"The Postman" would be awfully cloying if it hammered home that notion too insistently. In fact the thought is expressed with gentle grace, and it is tempered by other, wittier effects of Neruda's presence. There's a sweetly romantic subplot about Mario's insistence that poetry have some practical application. He wants it to win him the beautiful Beatrice (Maria Grazia Cucinotta), who's not much of a reader but likes being compared to a butterfly.
There's the hilarious way Beatrice's aunt is scandalized by such tactics, which she doesn't quite understand but does know are dangerous. And there's the sobering moment when Mario grasps what he must look like to a man of Neruda's celebrity. "I lived in complete solitude with the most simple people in the world," Neruda eventually tells a newspaper interviewer. Those simple people aren't entirely flattered by that description. Mario's reaction is more complicated, with a disillusionment that is also the measure of how profoundly Neruda has changed him.
Mr. Noiret, the superb French actor who is such a sturdy presence, has so much of the right lumbering gravity for Neruda that his performance is hardly hurt by being dubbed into Italian. He accomplishes the major feat of making Neruda's side of this tale plausible, and gives his love of poetry real immediacy on screen.

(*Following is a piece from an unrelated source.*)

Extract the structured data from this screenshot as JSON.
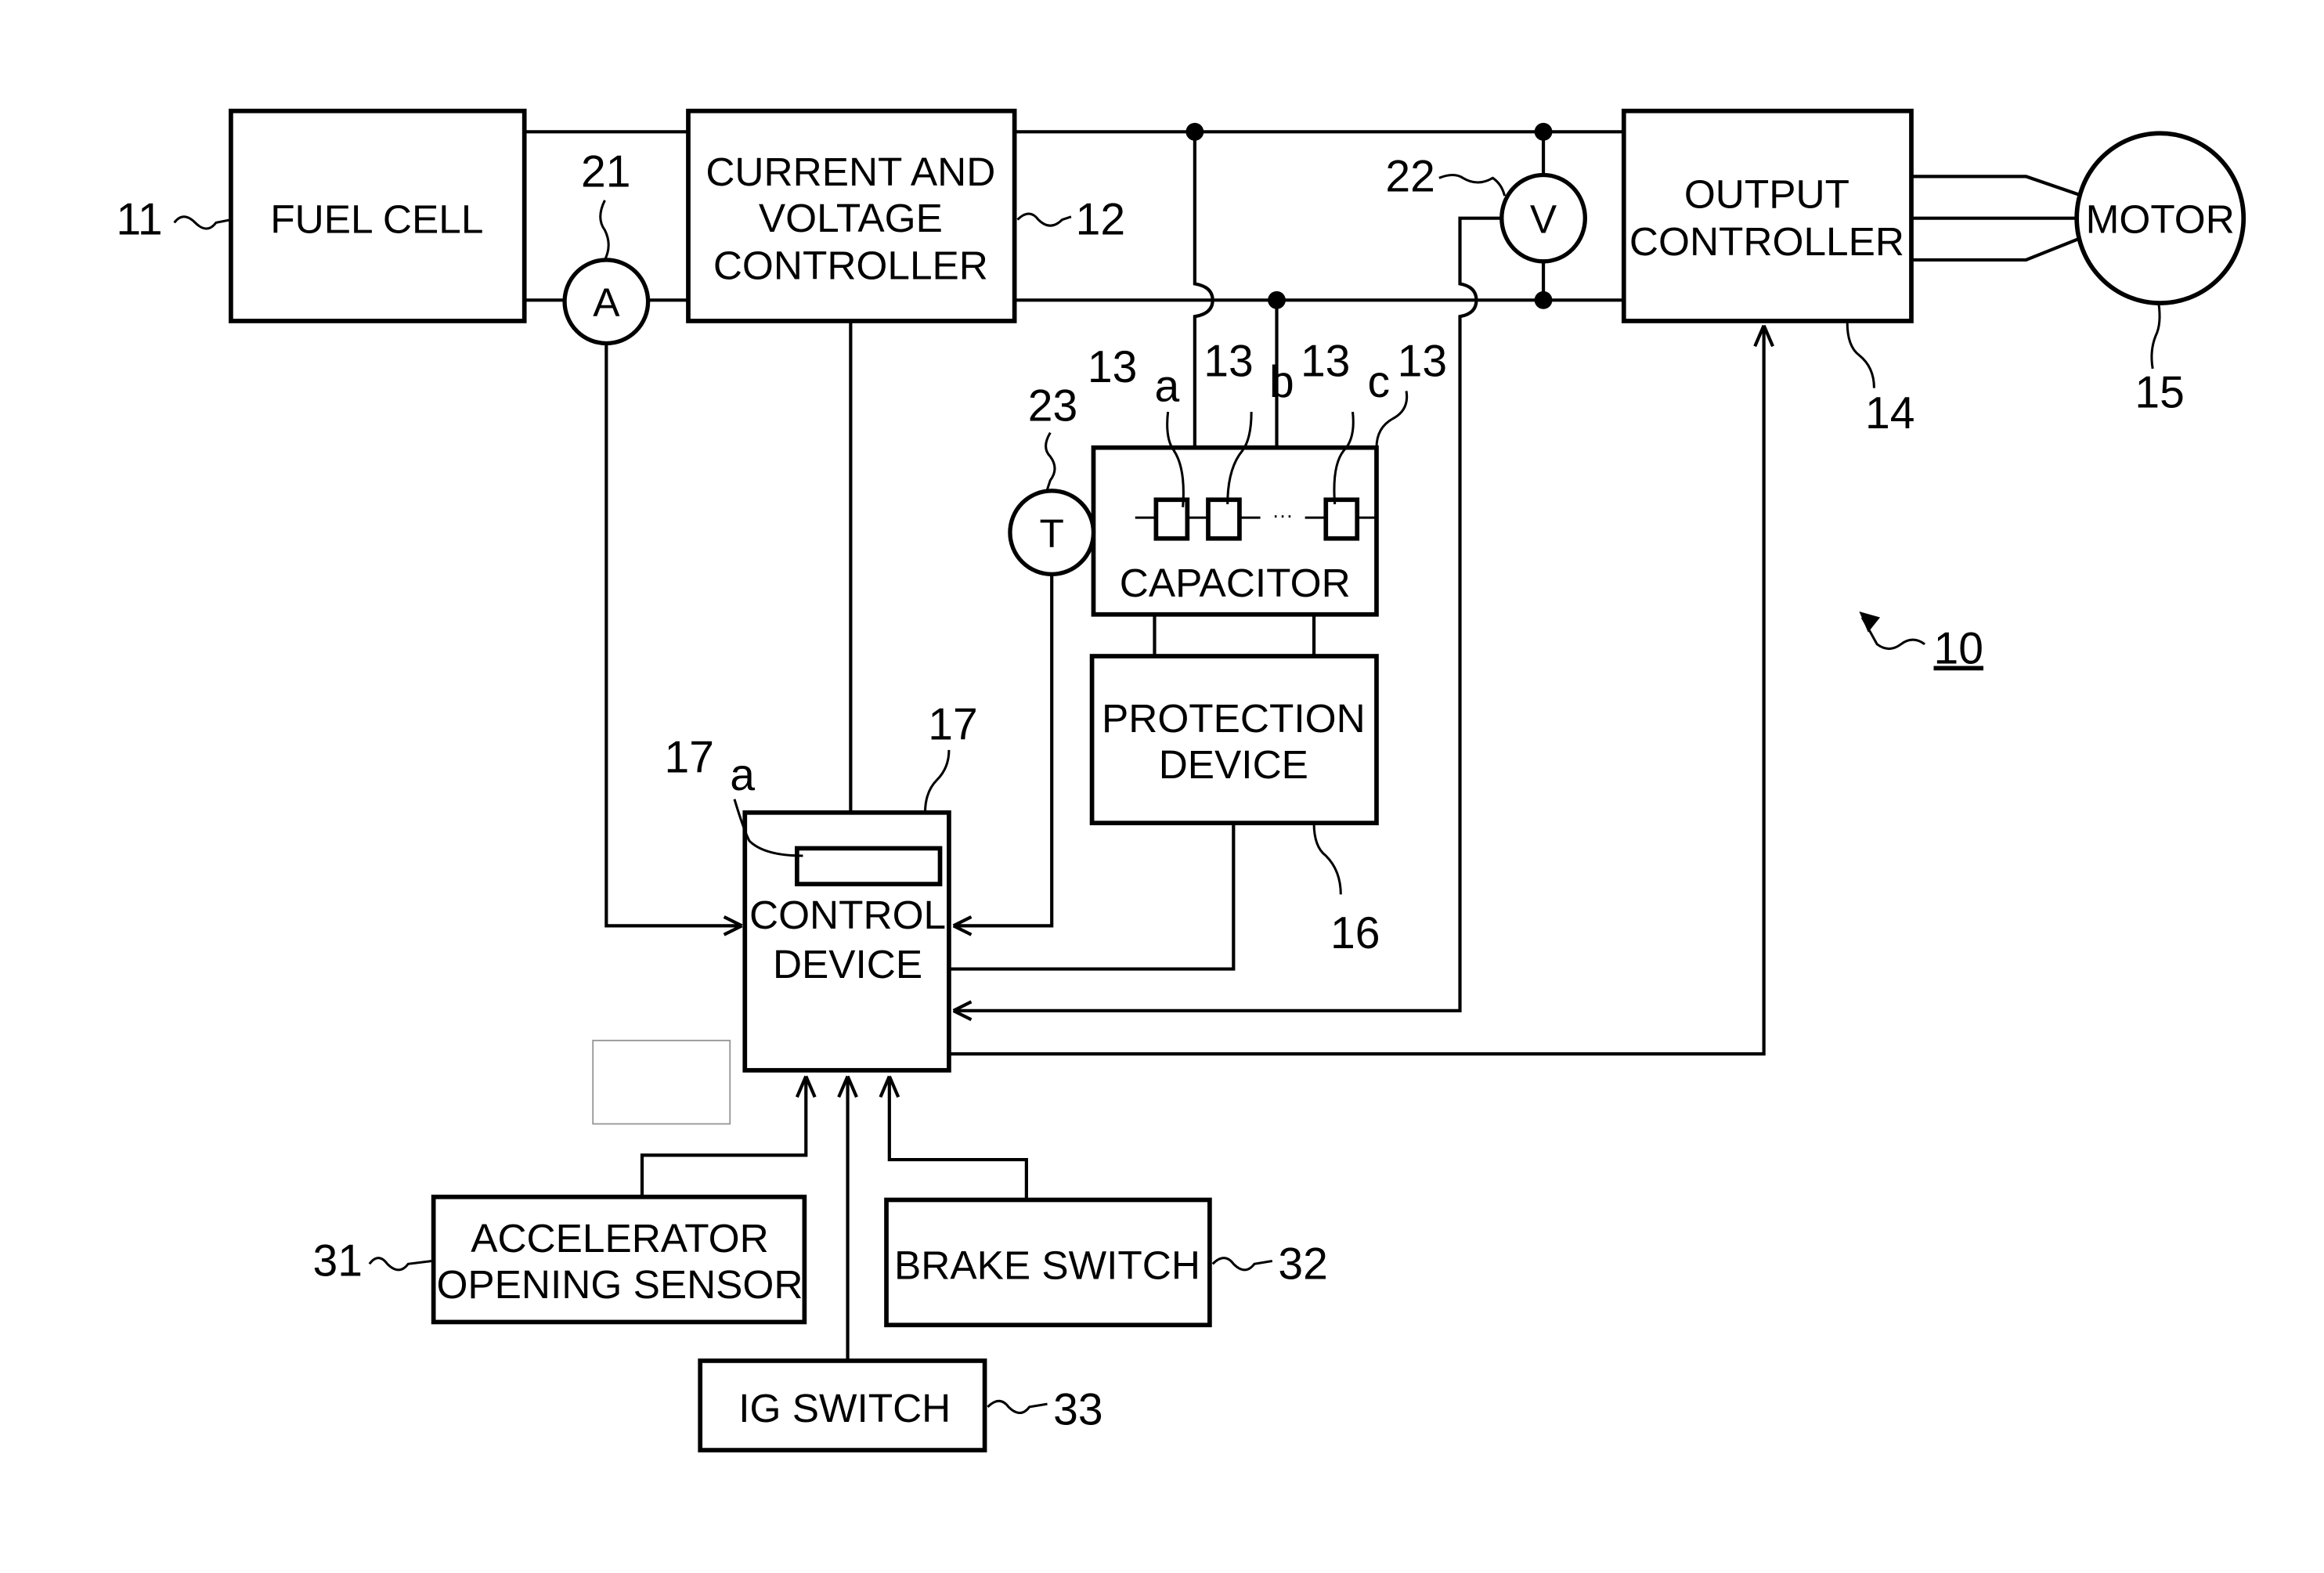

And Mr. Noiret is magnetic enough to account for the villagers' debate about the essence of Neruda's appeal. Mario and his postal superior spend a lot of time noticing how many female correspondents this outspoken Communist poet and politician seems to have. Mario thinks this must make Neruda "the poet loved by women," but his boss finds that embarrassing and staunchly corrects it. Neruda, he proclaims, is "the poet loved by the people."
Still, neither he nor Mario nor anything else about "The Postman" can resist the romance of Neruda. And those letters from the ladies just won't quit. The boss is finally forced to modify his position. "Even the women are interested in politics in Chile," he concedes.
THE POSTMAN (IL POSTINO) Directed by Michael Radford; written (in Italian, with English subtitles) by Anna Pavignano, Mr. Radford, Furio Scarpelli, Giacomo Scarpelli and Massimo Troisi, based on the novel "Burning Patience" by Antonio Skarmeta; director of photography, Franco Di Giacomo; edited by Roberto Perpignani; music by Luis Enrique Bacalov; production designer, Lorenzo Baraldi; produced by Mario and Vittorio Cecchi Gori and Gaetano Daniele; released by Miramax. Running time: 113 minutes. This film is not rated. WITH: Massimo Troisi (Mario), Philippe Noiret (Pablo Neruda), Maria Grazia Cucinotta (Beatrice), Linda Moretti (Rosa) and Renato Scarpa (Telegraph Operator).
By Janet Maslin
Published: June 14, 1995